There is still a chance, albeit a small one, he could play his way to the 2014 Sochi Winter Olympics, although it looks like he will have to content himself with another honour up for grabs.
Daniel Alfredsson’s shocking exit from the Ottawa Senators last month, after 17 seasons with the NHL club, means the team needs a new captain. Spezza, who turned 30 in June, is the logical choice for Sens general manager Bryan Murray and head coach Paul MacLean.
The Senators are the only NHL team Spezza has played for and he is one of their longest-serving veterans, with 10 seasons under his belt. Along with being one of the teams’ top scorers in that period, Spezza grew from an offence-only teenager to one of the team’s leaders in that period. But he gives the impression he has not spent the summer lobbying for the gig.
“I don’t know what’s going to happen, but I don’t think it will change much,” Spezza said between practice sessions Friday at the NHL Players’ Association’s All-Canadians Mentorship Camp for teenage players at the Hershey Centre in Mississauga.
“I’ve been a leader in our room for a few years now,” the centre added. “If I become captain, I’ll be excited and it’s a great honour. If I don’t, I’ll continue leading, so we’ll wait and see what happens.”

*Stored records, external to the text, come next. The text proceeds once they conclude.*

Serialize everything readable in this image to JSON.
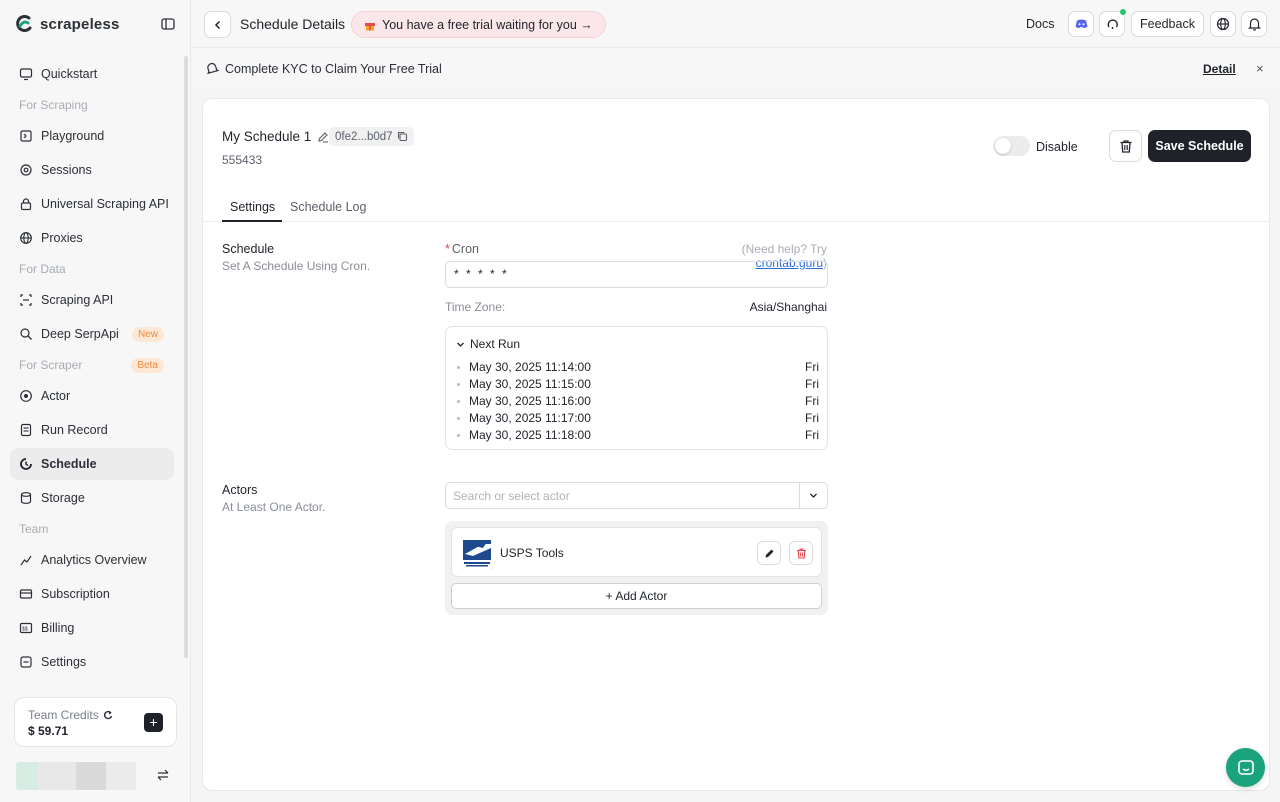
{
  "brand": {
    "name": "scrapeless",
    "accent": "#1aa37c"
  },
  "sidebar": {
    "items": [
      {
        "type": "item",
        "label": "Quickstart",
        "icon": "monitor-icon"
      },
      {
        "type": "section",
        "label": "For Scraping"
      },
      {
        "type": "item",
        "label": "Playground",
        "icon": "playground-icon"
      },
      {
        "type": "item",
        "label": "Sessions",
        "icon": "sessions-icon"
      },
      {
        "type": "item",
        "label": "Universal Scraping API",
        "icon": "lock-icon"
      },
      {
        "type": "item",
        "label": "Proxies",
        "icon": "globe-icon"
      },
      {
        "type": "section",
        "label": "For Data"
      },
      {
        "type": "item",
        "label": "Scraping API",
        "icon": "scraping-api-icon"
      },
      {
        "type": "item",
        "label": "Deep SerpApi",
        "icon": "serp-icon",
        "badge": "New"
      },
      {
        "type": "section",
        "label": "For Scraper",
        "badge": "Beta"
      },
      {
        "type": "item",
        "label": "Actor",
        "icon": "actor-icon"
      },
      {
        "type": "item",
        "label": "Run Record",
        "icon": "run-record-icon"
      },
      {
        "type": "item",
        "label": "Schedule",
        "icon": "schedule-icon",
        "active": true
      },
      {
        "type": "item",
        "label": "Storage",
        "icon": "storage-icon"
      },
      {
        "type": "section",
        "label": "Team"
      },
      {
        "type": "item",
        "label": "Analytics Overview",
        "icon": "analytics-icon"
      },
      {
        "type": "item",
        "label": "Subscription",
        "icon": "subscription-icon"
      },
      {
        "type": "item",
        "label": "Billing",
        "icon": "billing-icon"
      },
      {
        "type": "item",
        "label": "Settings",
        "icon": "settings-icon"
      }
    ],
    "credits": {
      "label": "Team Credits",
      "value": "$ 59.71"
    }
  },
  "topbar": {
    "title": "Schedule Details",
    "trial": "You have a free trial waiting for you →",
    "docs": "Docs",
    "feedback": "Feedback"
  },
  "kyc": {
    "text": "Complete KYC to Claim Your Free Trial",
    "detail": "Detail",
    "close": "×"
  },
  "schedule": {
    "name": "My Schedule 1",
    "id": "0fe2...b0d7",
    "number": "555433",
    "toggle_label": "Disable",
    "enabled": false,
    "save": "Save Schedule"
  },
  "tabs": [
    "Settings",
    "Schedule Log"
  ],
  "settings": {
    "schedule_title": "Schedule",
    "schedule_sub": "Set A Schedule Using Cron.",
    "cron_label": "Cron",
    "help_prefix": "(Need help? Try ",
    "help_link": "crontab.guru",
    "help_suffix": ")",
    "cron_value": "* * * * *",
    "tz_label": "Time Zone:",
    "tz_value": "Asia/Shanghai",
    "next_run_title": "Next Run",
    "next_runs": [
      {
        "date": "May 30, 2025 11:14:00",
        "day": "Fri"
      },
      {
        "date": "May 30, 2025 11:15:00",
        "day": "Fri"
      },
      {
        "date": "May 30, 2025 11:16:00",
        "day": "Fri"
      },
      {
        "date": "May 30, 2025 11:17:00",
        "day": "Fri"
      },
      {
        "date": "May 30, 2025 11:18:00",
        "day": "Fri"
      }
    ],
    "actors_title": "Actors",
    "actors_sub": "At Least One Actor.",
    "actor_placeholder": "Search or select actor",
    "actor_name": "USPS Tools",
    "add_actor": "+ Add Actor"
  }
}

The Olympic snub from Team Canada GM Steve Yzerman, head coach Mike Babcock and their staff appears to be the more burning issue for Spezza. But he had to contend both with Canada’s depth at centre – a dozen men who play the position most of the time were invited to the Calgary camp – and the fact he missed 43 of last season’s lockout-shortened schedule of 48 games with a back injury.

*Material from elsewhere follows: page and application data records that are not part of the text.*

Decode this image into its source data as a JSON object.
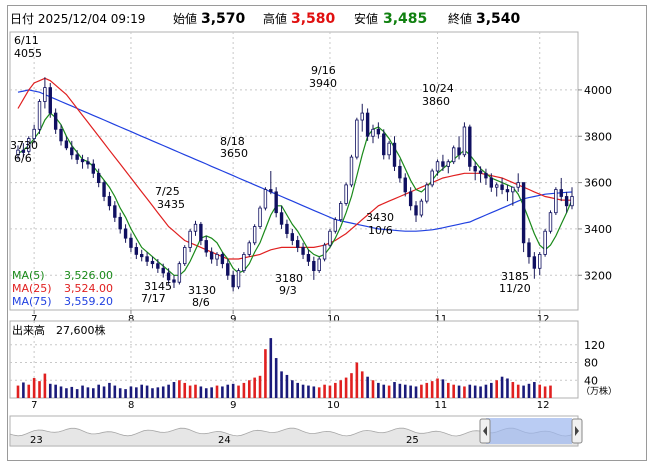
{
  "header": {
    "datetime_label": "日付 2025/12/04 09:19",
    "open_label": "始値",
    "open_value": "3,570",
    "high_label": "高値",
    "high_value": "3,580",
    "low_label": "安値",
    "low_value": "3,485",
    "close_label": "終値",
    "close_value": "3,540",
    "high_color": "#e01010",
    "low_color": "#108010"
  },
  "legend": {
    "ma5": "MA(5)",
    "ma5_value": "3,526.00",
    "ma25": "MA(25)",
    "ma25_value": "3,524.00",
    "ma75": "MA(75)",
    "ma75_value": "3,559.20",
    "ma5_color": "#1a8a1a",
    "ma25_color": "#e02020",
    "ma75_color": "#2040e0"
  },
  "annotations": [
    {
      "text": "6/11",
      "price": "4055"
    },
    {
      "text": "3730",
      "price": "6/6"
    },
    {
      "text": "7/25",
      "price": "3435"
    },
    {
      "text": "3145",
      "price": "7/17"
    },
    {
      "text": "8/18",
      "price": "3650"
    },
    {
      "text": "3130",
      "price": "8/6"
    },
    {
      "text": "9/16",
      "price": "3940"
    },
    {
      "text": "3180",
      "price": "9/3"
    },
    {
      "text": "10/24",
      "price": "3860"
    },
    {
      "text": "3430",
      "price": "10/6"
    },
    {
      "text": "3185",
      "price": "11/20"
    }
  ],
  "volume_panel": {
    "title": "出来高",
    "value": "27,600株",
    "unit": "（万株）",
    "yticks": [
      "120",
      "80",
      "40"
    ]
  },
  "chart_data": {
    "type": "candlestick",
    "x_months": [
      "7",
      "8",
      "9",
      "10",
      "11",
      "12"
    ],
    "y_ticks": [
      "4000",
      "3800",
      "3600",
      "3400",
      "3200"
    ],
    "ylim": [
      3050,
      4250
    ],
    "ohlc": [
      [
        3720,
        3760,
        3700,
        3740
      ],
      [
        3740,
        3770,
        3710,
        3730
      ],
      [
        3735,
        3800,
        3720,
        3790
      ],
      [
        3790,
        3850,
        3770,
        3830
      ],
      [
        3830,
        3960,
        3810,
        3950
      ],
      [
        3950,
        4055,
        3920,
        4010
      ],
      [
        4010,
        4030,
        3880,
        3900
      ],
      [
        3900,
        3920,
        3810,
        3830
      ],
      [
        3830,
        3850,
        3760,
        3780
      ],
      [
        3780,
        3800,
        3740,
        3750
      ],
      [
        3750,
        3780,
        3700,
        3720
      ],
      [
        3720,
        3740,
        3680,
        3700
      ],
      [
        3700,
        3720,
        3660,
        3690
      ],
      [
        3690,
        3710,
        3660,
        3680
      ],
      [
        3680,
        3700,
        3620,
        3640
      ],
      [
        3640,
        3660,
        3580,
        3600
      ],
      [
        3600,
        3610,
        3520,
        3540
      ],
      [
        3540,
        3560,
        3480,
        3500
      ],
      [
        3500,
        3520,
        3430,
        3450
      ],
      [
        3450,
        3470,
        3380,
        3400
      ],
      [
        3400,
        3420,
        3340,
        3360
      ],
      [
        3360,
        3380,
        3300,
        3320
      ],
      [
        3320,
        3340,
        3270,
        3290
      ],
      [
        3290,
        3310,
        3260,
        3280
      ],
      [
        3280,
        3300,
        3240,
        3260
      ],
      [
        3260,
        3280,
        3230,
        3250
      ],
      [
        3250,
        3270,
        3210,
        3230
      ],
      [
        3230,
        3250,
        3190,
        3210
      ],
      [
        3210,
        3230,
        3160,
        3180
      ],
      [
        3180,
        3200,
        3145,
        3170
      ],
      [
        3170,
        3260,
        3160,
        3250
      ],
      [
        3250,
        3330,
        3240,
        3320
      ],
      [
        3320,
        3400,
        3300,
        3390
      ],
      [
        3390,
        3435,
        3370,
        3420
      ],
      [
        3420,
        3430,
        3330,
        3350
      ],
      [
        3350,
        3370,
        3280,
        3300
      ],
      [
        3300,
        3320,
        3250,
        3270
      ],
      [
        3270,
        3300,
        3240,
        3290
      ],
      [
        3290,
        3300,
        3230,
        3250
      ],
      [
        3250,
        3270,
        3180,
        3200
      ],
      [
        3200,
        3220,
        3130,
        3150
      ],
      [
        3150,
        3230,
        3140,
        3220
      ],
      [
        3220,
        3300,
        3210,
        3290
      ],
      [
        3290,
        3350,
        3280,
        3340
      ],
      [
        3340,
        3420,
        3330,
        3410
      ],
      [
        3410,
        3500,
        3400,
        3490
      ],
      [
        3490,
        3580,
        3480,
        3570
      ],
      [
        3570,
        3650,
        3550,
        3560
      ],
      [
        3560,
        3580,
        3450,
        3470
      ],
      [
        3470,
        3500,
        3400,
        3420
      ],
      [
        3420,
        3440,
        3360,
        3380
      ],
      [
        3380,
        3400,
        3330,
        3350
      ],
      [
        3350,
        3370,
        3300,
        3320
      ],
      [
        3320,
        3340,
        3270,
        3290
      ],
      [
        3290,
        3310,
        3240,
        3260
      ],
      [
        3260,
        3280,
        3180,
        3220
      ],
      [
        3220,
        3280,
        3210,
        3270
      ],
      [
        3270,
        3340,
        3260,
        3330
      ],
      [
        3330,
        3400,
        3320,
        3390
      ],
      [
        3390,
        3450,
        3380,
        3440
      ],
      [
        3440,
        3520,
        3430,
        3510
      ],
      [
        3510,
        3600,
        3500,
        3590
      ],
      [
        3590,
        3720,
        3580,
        3710
      ],
      [
        3710,
        3880,
        3700,
        3870
      ],
      [
        3870,
        3940,
        3820,
        3900
      ],
      [
        3900,
        3920,
        3780,
        3800
      ],
      [
        3800,
        3850,
        3770,
        3830
      ],
      [
        3830,
        3860,
        3790,
        3810
      ],
      [
        3810,
        3830,
        3700,
        3720
      ],
      [
        3720,
        3780,
        3700,
        3770
      ],
      [
        3770,
        3800,
        3650,
        3670
      ],
      [
        3670,
        3700,
        3600,
        3620
      ],
      [
        3620,
        3640,
        3540,
        3560
      ],
      [
        3560,
        3580,
        3480,
        3500
      ],
      [
        3500,
        3520,
        3430,
        3460
      ],
      [
        3460,
        3530,
        3450,
        3520
      ],
      [
        3520,
        3600,
        3510,
        3590
      ],
      [
        3590,
        3660,
        3580,
        3650
      ],
      [
        3650,
        3700,
        3630,
        3690
      ],
      [
        3690,
        3720,
        3650,
        3670
      ],
      [
        3670,
        3700,
        3640,
        3690
      ],
      [
        3690,
        3760,
        3680,
        3750
      ],
      [
        3750,
        3800,
        3700,
        3720
      ],
      [
        3720,
        3860,
        3710,
        3840
      ],
      [
        3840,
        3850,
        3650,
        3670
      ],
      [
        3670,
        3690,
        3610,
        3650
      ],
      [
        3650,
        3670,
        3600,
        3640
      ],
      [
        3640,
        3660,
        3590,
        3620
      ],
      [
        3620,
        3640,
        3560,
        3580
      ],
      [
        3580,
        3600,
        3540,
        3590
      ],
      [
        3590,
        3620,
        3550,
        3570
      ],
      [
        3570,
        3590,
        3520,
        3560
      ],
      [
        3560,
        3580,
        3500,
        3580
      ],
      [
        3580,
        3640,
        3560,
        3600
      ],
      [
        3600,
        3450,
        3300,
        3340
      ],
      [
        3340,
        3360,
        3250,
        3280
      ],
      [
        3280,
        3300,
        3185,
        3230
      ],
      [
        3230,
        3300,
        3200,
        3290
      ],
      [
        3290,
        3400,
        3280,
        3390
      ],
      [
        3390,
        3480,
        3380,
        3470
      ],
      [
        3470,
        3580,
        3460,
        3570
      ],
      [
        3570,
        3620,
        3520,
        3540
      ],
      [
        3540,
        3560,
        3470,
        3500
      ],
      [
        3500,
        3580,
        3485,
        3540
      ]
    ],
    "volume": [
      28,
      35,
      30,
      45,
      38,
      55,
      32,
      30,
      26,
      22,
      25,
      20,
      28,
      24,
      22,
      30,
      26,
      34,
      28,
      22,
      20,
      26,
      24,
      30,
      28,
      22,
      24,
      26,
      30,
      36,
      40,
      34,
      28,
      30,
      26,
      22,
      24,
      28,
      26,
      30,
      32,
      28,
      34,
      40,
      46,
      50,
      110,
      135,
      90,
      60,
      52,
      40,
      34,
      30,
      28,
      26,
      24,
      30,
      28,
      34,
      40,
      46,
      56,
      80,
      60,
      48,
      40,
      34,
      30,
      28,
      36,
      32,
      30,
      28,
      26,
      30,
      34,
      38,
      44,
      42,
      34,
      30,
      28,
      26,
      30,
      28,
      26,
      30,
      34,
      40,
      48,
      44,
      36,
      30,
      28,
      32,
      36,
      30,
      26,
      28
    ],
    "ma5": [
      3725,
      3740,
      3760,
      3790,
      3820,
      3870,
      3900,
      3880,
      3850,
      3800,
      3760,
      3730,
      3700,
      3690,
      3670,
      3640,
      3610,
      3580,
      3540,
      3490,
      3450,
      3400,
      3360,
      3320,
      3300,
      3280,
      3260,
      3240,
      3220,
      3200,
      3200,
      3220,
      3260,
      3310,
      3360,
      3370,
      3360,
      3340,
      3300,
      3270,
      3230,
      3210,
      3220,
      3250,
      3300,
      3340,
      3400,
      3460,
      3500,
      3500,
      3460,
      3420,
      3390,
      3350,
      3310,
      3290,
      3280,
      3290,
      3320,
      3360,
      3410,
      3470,
      3540,
      3630,
      3720,
      3800,
      3830,
      3840,
      3820,
      3790,
      3750,
      3710,
      3660,
      3610,
      3570,
      3560,
      3580,
      3610,
      3640,
      3660,
      3680,
      3700,
      3720,
      3740,
      3720,
      3690,
      3660,
      3640,
      3620,
      3610,
      3600,
      3590,
      3580,
      3550,
      3500,
      3440,
      3380,
      3330,
      3310,
      3330,
      3370,
      3420,
      3470,
      3526
    ],
    "ma25": [
      3920,
      3960,
      4000,
      4030,
      4040,
      4050,
      4040,
      4020,
      4000,
      3980,
      3950,
      3920,
      3890,
      3860,
      3830,
      3800,
      3770,
      3740,
      3710,
      3680,
      3650,
      3620,
      3590,
      3560,
      3530,
      3500,
      3470,
      3440,
      3410,
      3390,
      3370,
      3350,
      3340,
      3330,
      3320,
      3310,
      3300,
      3290,
      3280,
      3270,
      3270,
      3270,
      3275,
      3280,
      3285,
      3290,
      3300,
      3310,
      3315,
      3320,
      3320,
      3320,
      3320,
      3320,
      3320,
      3320,
      3325,
      3330,
      3340,
      3350,
      3365,
      3380,
      3400,
      3420,
      3440,
      3460,
      3480,
      3500,
      3510,
      3520,
      3530,
      3540,
      3550,
      3560,
      3570,
      3580,
      3590,
      3600,
      3610,
      3620,
      3625,
      3630,
      3635,
      3640,
      3640,
      3640,
      3640,
      3635,
      3630,
      3625,
      3620,
      3610,
      3600,
      3590,
      3580,
      3570,
      3560,
      3550,
      3540,
      3535,
      3530,
      3525,
      3524,
      3524
    ],
    "ma75": [
      3990,
      3995,
      4000,
      3995,
      3990,
      3980,
      3970,
      3960,
      3950,
      3940,
      3930,
      3920,
      3910,
      3900,
      3890,
      3880,
      3870,
      3860,
      3850,
      3840,
      3830,
      3820,
      3810,
      3800,
      3790,
      3780,
      3770,
      3760,
      3750,
      3740,
      3730,
      3720,
      3710,
      3700,
      3690,
      3680,
      3670,
      3660,
      3650,
      3640,
      3630,
      3620,
      3610,
      3600,
      3590,
      3580,
      3570,
      3560,
      3550,
      3540,
      3530,
      3520,
      3510,
      3500,
      3490,
      3480,
      3470,
      3460,
      3450,
      3440,
      3435,
      3430,
      3425,
      3420,
      3415,
      3410,
      3405,
      3400,
      3398,
      3396,
      3394,
      3392,
      3390,
      3390,
      3390,
      3392,
      3394,
      3396,
      3400,
      3405,
      3410,
      3415,
      3420,
      3425,
      3430,
      3440,
      3450,
      3460,
      3470,
      3480,
      3490,
      3500,
      3510,
      3520,
      3530,
      3535,
      3540,
      3545,
      3550,
      3552,
      3554,
      3556,
      3558,
      3559.2
    ]
  },
  "navigator": {
    "labels": [
      "23",
      "24",
      "25"
    ]
  }
}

“I was upset, definitely,” Spezza said. “I knew I missed the year last year, but I was hoping they would look at my whole body of work. It just gives me a little more motivation to prove them wrong.”

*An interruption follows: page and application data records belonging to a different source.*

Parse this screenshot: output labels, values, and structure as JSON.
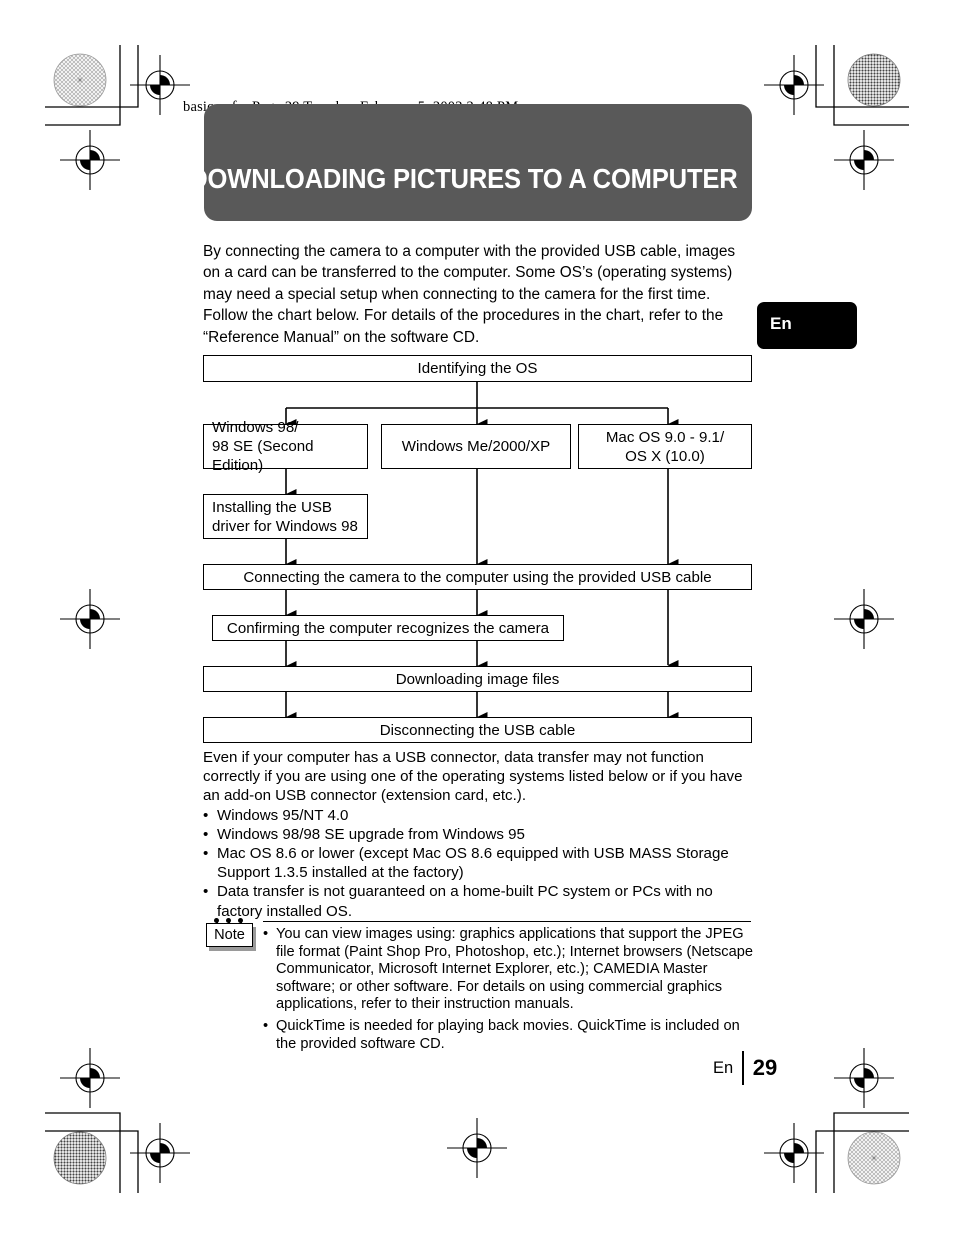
{
  "running_head": "basic_e.fm  Page 29  Tuesday, February 5, 2002  2:48 PM",
  "title_banner": {
    "text": "DOWNLOADING PICTURES TO A COMPUTER",
    "background_color": "#595959",
    "text_color": "#ffffff"
  },
  "language_tab": {
    "label": "En",
    "background_color": "#000000",
    "text_color": "#ffffff"
  },
  "intro_paragraph": "By connecting the camera to a computer with the provided USB cable, images on a card can be transferred to the computer. Some OS’s (operating systems) may need a special setup when connecting to the camera for the first time. Follow the chart below. For details of the procedures in the chart, refer to the “Reference Manual” on the software CD.",
  "flowchart": {
    "boxes": [
      {
        "id": "identify-os",
        "label": "Identifying the OS"
      },
      {
        "id": "win98",
        "label": "Windows 98/\n98 SE (Second Edition)"
      },
      {
        "id": "winme",
        "label": "Windows Me/2000/XP"
      },
      {
        "id": "macos",
        "label": "Mac OS 9.0 - 9.1/\nOS X (10.0)"
      },
      {
        "id": "install-usb",
        "label": "Installing the USB\ndriver for Windows 98"
      },
      {
        "id": "connecting",
        "label": "Connecting the camera to the computer using the provided USB cable"
      },
      {
        "id": "confirming",
        "label": "Confirming the computer recognizes the camera"
      },
      {
        "id": "downloading",
        "label": "Downloading image files"
      },
      {
        "id": "disconnecting",
        "label": "Disconnecting the USB cable"
      }
    ]
  },
  "notice": {
    "paragraph": "Even if your computer has a USB connector, data transfer may not function correctly if you are using one of the operating systems listed below or if you have an add-on USB connector (extension card, etc.).",
    "bullet_char": "•",
    "bullets": [
      "Windows 95/NT 4.0",
      "Windows 98/98 SE upgrade from Windows 95",
      "Mac OS 8.6 or lower (except Mac OS 8.6 equipped with USB MASS Storage Support 1.3.5 installed at the factory)",
      "Data transfer is not guaranteed on a home-built PC system or PCs with no factory installed OS."
    ]
  },
  "note": {
    "badge_label": "Note",
    "bullet_char": "•",
    "bullets": [
      "You can view images using: graphics applications that support the JPEG file format (Paint Shop Pro, Photoshop, etc.); Internet browsers (Netscape Communicator, Microsoft Internet Explorer, etc.); CAMEDIA Master software; or other software. For details on using commercial graphics applications, refer to their instruction manuals.",
      "QuickTime is needed for playing back movies. QuickTime is included on the provided software CD."
    ]
  },
  "footer": {
    "language": "En",
    "page_number": "29"
  }
}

A team official called Spezza before the invite list was made public to explain the decision. He was told he remains in consideration for a spot come February, but does not sound like he is counting on it.
“It was a pretty short conversation,” Spezza said. “Who knows? I’m not going to lose sleep over it. They will bring the best players [in February]. It may not be me but you can’t control it.”
The sleepless nights were saved for the effects of Alfredsson’s departure. Spezza spoke to Alfredsson shortly before and after his decision to sign a free-agent contract with the Detroit Red Wings and was as shocked as anyone else. He declined to speculate about what may or may not have transpired between his friend and Senators management.
“I wasn’t involved enough to know the reasons why it wasn’t saveable,” Spezza said. “Other than the call from Alfie, I had no idea what was going on.”
But that pain, too, has a flip side, as Murray recovered from Alfredsson’s departure by pulling off a trade with the Anaheim Ducks for winger Bobby Ryan. He is 14 years younger than Alfredsson, who is 40, and has hit his stride as a big, mobile 30-goal scorer.
Spezza has spoken to Ryan several times and says he is excited about getting a more prominent role with the Senators after playing third fiddle to Ryan Getzlaf and Corey Perry in Anaheim.
“[Ryan] may have felt the odd man out at times,” Spezza said. “That’s not going to be the way with our team. He’ll be the go-to guy.”
Spezza says he has no lingering effects from his back injury. The lingering-effects department will mostly concern the loss of Alfredsson, the franchise’s most important leader since it joined the NHL 21 years ago.
“He was an icon in the city,” Spezza said. “The off-ice effect will be the greatest [on the team]. You lose that but you bring in some youthful legs that can score some goals, so on the ice I believe we’ve improved.
“We’ll have to talk about the Alfie stuff at the beginning of the year and not have it be a distraction.”